But it also goes to say that there are moments in life that in theory are worth celebrating that do not need to be celebrated. Absence makes the heart grow fonder, restraint provides perspective. This is why I’ve always found the wedding ceremony to be excessive and counterproductive to its intent. This formal agreement (contract) between two people (or however many you agree upon) is the pinnacle of a romantic gesture. What follows is an overindulgent ceremony “proclaiming” your love to friends and families. To me it is ridiculous. I’ve said this to numerous of my (supposedly) happily married friends, and followed it up with the question: “What is there left to celebrate after this grand gesture that can never be topped?” It seems to me the wedding should come right before one of you dies. Especially with the divorce rate these days, the ceremony has lost value. Add to that that if you’re not religious (re: Judeo-Christian) or a strong proponent of your country’s bureaucracy, you’re really abiding by some archaic structures that are unnecessary. They say if you love someone, let them go. If they come back to you it was meant to be. If not, well, good thing you didn’t get married: you’ve saved yourself $30 grand in rings, ceremony fees and divorce lawyers. Not to mention you didn’t waste your friends and families’ time and money either. If love is between two people (or three, or four), then it is not between those people and God, the city, your family, your neighbors, your co-workers and your friends from college that you’ve only recently started talking to again just so your side of the aisle has as many people as his/hers. Celebrate your love by all means, but do it by yourselves. You don’t need this grand gesture to cement anything. If it needs cement to make it real, it will sink when the flood waters rise.
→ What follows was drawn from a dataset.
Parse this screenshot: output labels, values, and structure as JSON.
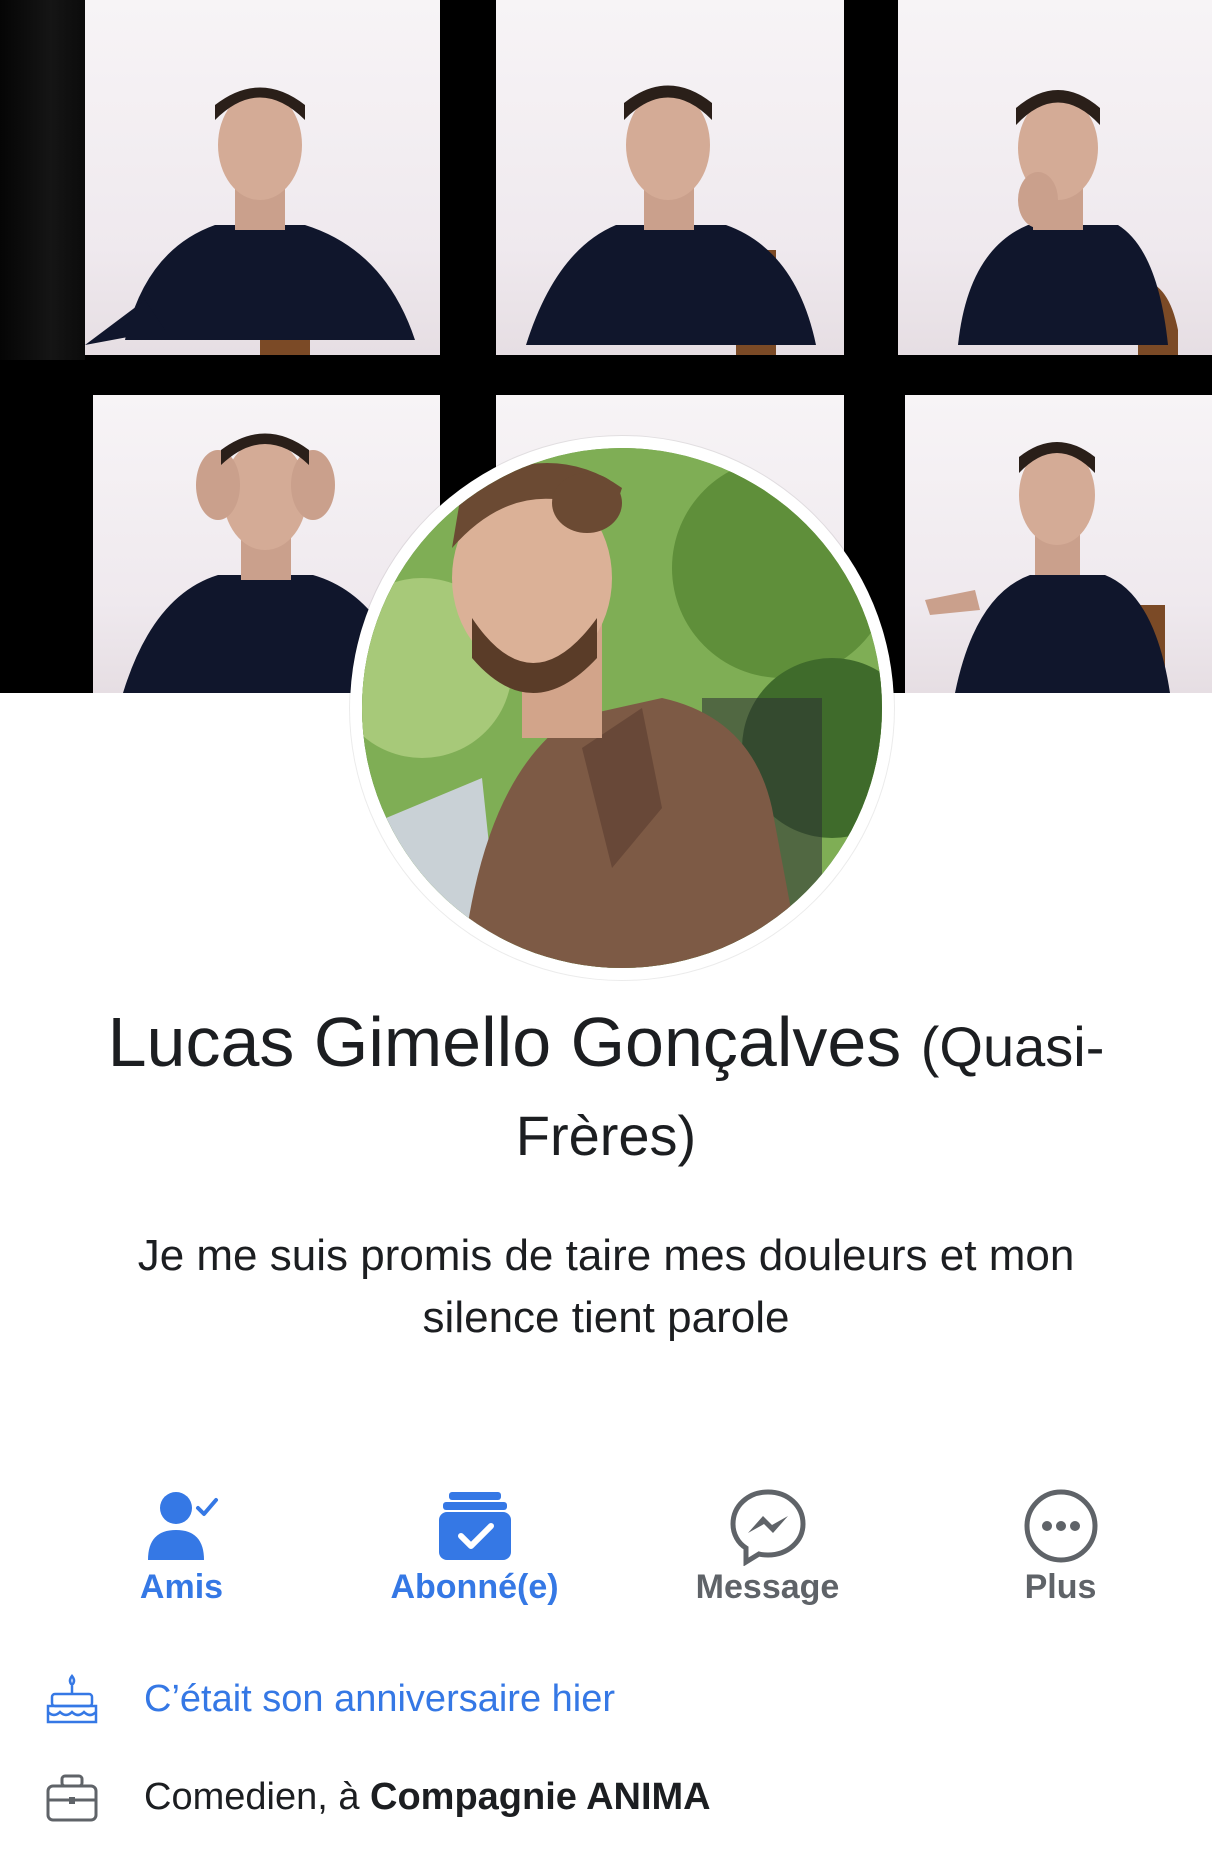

I don’t know what the next thing will be that I’ll truly celebrate. I’m too cynical, realistic, aware and cautious to embrace anything on that level. Does that mean that I’m missing out on life? It is possible. But a birthday, a graduation, a wedding, a promotion, a raise, these are all just natural progressions in our culture. These are things we’re supposed to do. If we’re supposed to do them, why do we feel the need to reward the moment? I think celebrations shouldn’t be artificially constructed, premeditated or so ubiquitous that everyone experiences them in some form. They should be ephemeral and objects of surprise and wonder. The sun setting on the beach? Celebrate that. Summiting the peak of one of Colorado’s 14ers? Celebrate that. Celebration is a feeling; it is a state, like happiness. Happiness isn’t prescribed and bottled (mush as our medicinal industry complex would have you believe otherwise), it doesn’t come with a formula. Celebration comes from a reaction to an experience that moves you because you couldn’t have imagined how special, and how fleeting, the moment was, is and will be.